At the beginning of our nation’s history, the American dream was one that stood for independence and hard work. As American writer James Truslow Adams defined it, “life should be better and richer and fuller for everyone, with opportunity for each according to ability or achievement”, regardless of any social class or circumstances of birth (CITATION). However, during the Gatsby era, the concept transformed into an idea increasingly about materialism and the selfish pursuit of pleasure. With this reinvented vision of the American dream, social perception, conforming to standards, and the family you were born into are highly prioritized. This can be seen throughout the novels from the obvious distinction between levels of wealth determined by
Imagery in the setting The Great Gatsby has a lot of numerous settings throughout the story, some have the grandeur and luxury of Gatsby's existence, when others tell the plain reality for the average man. On their way to New York City, Nick Caraway and Tom Buchanan travel through a grim place filled with impoverished and defeated working men and women. Notice how Fitzgerald describes the 'valley of ashes' helps you see the place and also feel how honestly gloomy it is. 'This is a valley of ashes, a extraordinary place where ashes grow like wheat into ridges and hills and grotesque gardens; where ashes take the forms of houses and chimneys and rising smoke and, finally, with a transcendent effort, of men who move dimly and already crumbling
American society in the 1920s, as presented by F. Scott Fitzgerald in The Great Gatsby, is extremely superficial and obsessed with wealth, status, and appearance. Ironically, though, what lies beneath the beauty is the truth, neglected by the characters in the novel. Such deceptive nature of appearance is highlighted through the effective use of an unreliable narrator, a seemingly perfect setting, and dishonest characters.
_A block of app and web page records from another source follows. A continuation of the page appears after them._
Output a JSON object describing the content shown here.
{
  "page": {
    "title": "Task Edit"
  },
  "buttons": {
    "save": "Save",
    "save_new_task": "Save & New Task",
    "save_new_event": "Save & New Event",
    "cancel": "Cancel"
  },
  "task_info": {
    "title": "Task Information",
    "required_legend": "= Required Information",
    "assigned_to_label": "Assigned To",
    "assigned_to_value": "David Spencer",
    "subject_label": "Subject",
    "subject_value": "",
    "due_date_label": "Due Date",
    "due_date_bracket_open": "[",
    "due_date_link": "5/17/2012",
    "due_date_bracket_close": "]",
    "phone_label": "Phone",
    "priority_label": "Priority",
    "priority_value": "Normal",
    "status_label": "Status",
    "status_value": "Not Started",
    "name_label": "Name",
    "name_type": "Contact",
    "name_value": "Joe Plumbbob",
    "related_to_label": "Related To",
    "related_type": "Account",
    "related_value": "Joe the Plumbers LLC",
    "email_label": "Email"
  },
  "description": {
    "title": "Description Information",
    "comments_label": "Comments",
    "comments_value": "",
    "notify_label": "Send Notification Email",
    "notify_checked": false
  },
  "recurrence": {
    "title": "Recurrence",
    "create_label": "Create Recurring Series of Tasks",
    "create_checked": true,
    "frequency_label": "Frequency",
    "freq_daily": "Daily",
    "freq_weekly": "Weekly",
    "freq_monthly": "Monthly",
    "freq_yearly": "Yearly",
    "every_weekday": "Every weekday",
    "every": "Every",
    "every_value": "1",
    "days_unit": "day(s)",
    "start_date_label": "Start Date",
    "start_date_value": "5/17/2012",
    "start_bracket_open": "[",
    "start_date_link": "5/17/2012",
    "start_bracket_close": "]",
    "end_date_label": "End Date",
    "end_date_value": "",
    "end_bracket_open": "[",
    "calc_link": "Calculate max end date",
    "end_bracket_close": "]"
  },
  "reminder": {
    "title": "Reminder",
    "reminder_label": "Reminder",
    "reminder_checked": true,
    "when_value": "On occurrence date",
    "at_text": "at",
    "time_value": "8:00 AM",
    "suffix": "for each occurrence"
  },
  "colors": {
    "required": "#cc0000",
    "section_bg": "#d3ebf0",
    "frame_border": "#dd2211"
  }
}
Fitzgerald employs the factors to force the readers to face the fact that appearances tend to be misleading and deceitful. Fitzgerald’s deliberate use of Nick Carraway as the book’s narrator results in the confusion between the reality and what Nick believes to be true, and this emphasises how appearances can be deceptive.
Nick lives in West Egg, near the wealthier East Egg, and "identical in contour and separated only be a courtesy bay" despite related names there is "dissimilarity in every particular except shape and size" between the two eggs (5). The West and East Eggs are a division of socio-economic distinctions within the upper class. The East Egg signifies old money and people who have the their wealth established through generations. The West Egg signifies new money, and East Eggers look down on upon tits inhabitants. The Eggs are similar to Daisy because they have a yellow yolk at their center surrounded by a white shell corresponding to their corruption.
Fitzgerald intentionally uses the valley to display the side effects of decay in an area. The ash that covers everything represents the economic decay of an area. Nobody that lives there can afford to fix it. Later on in the passage , it further describes the way the valley looks, “The grey land and spasms of bleak dust which drift endlessly over it… Brood on over the solemn dumping ground”(27-28). This quote gives the reader a good look as to what the valley is like.